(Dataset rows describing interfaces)
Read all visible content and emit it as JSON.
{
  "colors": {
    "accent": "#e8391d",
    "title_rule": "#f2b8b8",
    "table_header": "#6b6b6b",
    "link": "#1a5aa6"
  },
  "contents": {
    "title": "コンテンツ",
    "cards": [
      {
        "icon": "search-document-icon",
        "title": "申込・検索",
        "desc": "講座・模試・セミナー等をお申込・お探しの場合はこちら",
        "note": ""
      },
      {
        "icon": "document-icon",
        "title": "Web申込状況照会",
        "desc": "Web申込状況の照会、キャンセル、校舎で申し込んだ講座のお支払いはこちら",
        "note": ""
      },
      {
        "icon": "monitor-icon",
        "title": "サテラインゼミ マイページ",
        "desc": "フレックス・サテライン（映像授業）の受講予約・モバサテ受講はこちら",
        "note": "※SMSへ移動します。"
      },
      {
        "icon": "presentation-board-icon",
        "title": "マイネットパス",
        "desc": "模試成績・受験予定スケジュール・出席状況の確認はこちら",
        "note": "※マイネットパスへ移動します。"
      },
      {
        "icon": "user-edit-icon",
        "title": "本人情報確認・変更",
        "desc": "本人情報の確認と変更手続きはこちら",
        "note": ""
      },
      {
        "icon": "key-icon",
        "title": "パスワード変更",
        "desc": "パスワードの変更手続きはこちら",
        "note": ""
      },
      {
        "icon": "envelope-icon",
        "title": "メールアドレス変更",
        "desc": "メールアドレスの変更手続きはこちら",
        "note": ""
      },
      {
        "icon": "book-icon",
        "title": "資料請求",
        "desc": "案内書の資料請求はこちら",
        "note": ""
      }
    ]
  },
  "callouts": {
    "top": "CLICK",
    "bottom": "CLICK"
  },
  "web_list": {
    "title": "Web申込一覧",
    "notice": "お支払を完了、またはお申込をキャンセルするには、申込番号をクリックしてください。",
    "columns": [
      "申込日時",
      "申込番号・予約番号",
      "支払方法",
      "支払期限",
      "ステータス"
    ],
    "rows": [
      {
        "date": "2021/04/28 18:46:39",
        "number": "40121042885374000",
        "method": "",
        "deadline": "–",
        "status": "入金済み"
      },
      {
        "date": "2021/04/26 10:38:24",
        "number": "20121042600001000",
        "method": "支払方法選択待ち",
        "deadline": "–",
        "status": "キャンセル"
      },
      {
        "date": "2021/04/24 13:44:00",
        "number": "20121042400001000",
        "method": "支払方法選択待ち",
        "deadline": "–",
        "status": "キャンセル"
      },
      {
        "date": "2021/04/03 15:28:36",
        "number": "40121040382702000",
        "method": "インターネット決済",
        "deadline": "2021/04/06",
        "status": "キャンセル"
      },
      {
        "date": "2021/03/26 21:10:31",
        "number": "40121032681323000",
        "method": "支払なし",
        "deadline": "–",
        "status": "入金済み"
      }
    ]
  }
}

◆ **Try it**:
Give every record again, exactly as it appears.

◆ **Response area**:
Read all visible content and emit it as JSON.
{
  "colors": {
    "accent": "#e8391d",
    "title_rule": "#f2b8b8",
    "table_header": "#6b6b6b",
    "link": "#1a5aa6"
  },
  "contents": {
    "title": "コンテンツ",
    "cards": [
      {
        "icon": "search-document-icon",
        "title": "申込・検索",
        "desc": "講座・模試・セミナー等をお申込・お探しの場合はこちら",
        "note": ""
      },
      {
        "icon": "document-icon",
        "title": "Web申込状況照会",
        "desc": "Web申込状況の照会、キャンセル、校舎で申し込んだ講座のお支払いはこちら",
        "note": ""
      },
      {
        "icon": "monitor-icon",
        "title": "サテラインゼミ マイページ",
        "desc": "フレックス・サテライン（映像授業）の受講予約・モバサテ受講はこちら",
        "note": "※SMSへ移動します。"
      },
      {
        "icon": "presentation-board-icon",
        "title": "マイネットパス",
        "desc": "模試成績・受験予定スケジュール・出席状況の確認はこちら",
        "note": "※マイネットパスへ移動します。"
      },
      {
        "icon": "user-edit-icon",
        "title": "本人情報確認・変更",
        "desc": "本人情報の確認と変更手続きはこちら",
        "note": ""
      },
      {
        "icon": "key-icon",
        "title": "パスワード変更",
        "desc": "パスワードの変更手続きはこちら",
        "note": ""
      },
      {
        "icon": "envelope-icon",
        "title": "メールアドレス変更",
        "desc": "メールアドレスの変更手続きはこちら",
        "note": ""
      },
      {
        "icon": "book-icon",
        "title": "資料請求",
        "desc": "案内書の資料請求はこちら",
        "note": ""
      }
    ]
  },
  "callouts": {
    "top": "CLICK",
    "bottom": "CLICK"
  },
  "web_list": {
    "title": "Web申込一覧",
    "notice": "お支払を完了、またはお申込をキャンセルするには、申込番号をクリックしてください。",
    "columns": [
      "申込日時",
      "申込番号・予約番号",
      "支払方法",
      "支払期限",
      "ステータス"
    ],
    "rows": [
      {
        "date": "2021/04/28 18:46:39",
        "number": "40121042885374000",
        "method": "",
        "deadline": "–",
        "status": "入金済み"
      },
      {
        "date": "2021/04/26 10:38:24",
        "number": "20121042600001000",
        "method": "支払方法選択待ち",
        "deadline": "–",
        "status": "キャンセル"
      },
      {
        "date": "2021/04/24 13:44:00",
        "number": "20121042400001000",
        "method": "支払方法選択待ち",
        "deadline": "–",
        "status": "キャンセル"
      },
      {
        "date": "2021/04/03 15:28:36",
        "number": "40121040382702000",
        "method": "インターネット決済",
        "deadline": "2021/04/06",
        "status": "キャンセル"
      },
      {
        "date": "2021/03/26 21:10:31",
        "number": "40121032681323000",
        "method": "支払なし",
        "deadline": "–",
        "status": "入金済み"
      }
    ]
  }
}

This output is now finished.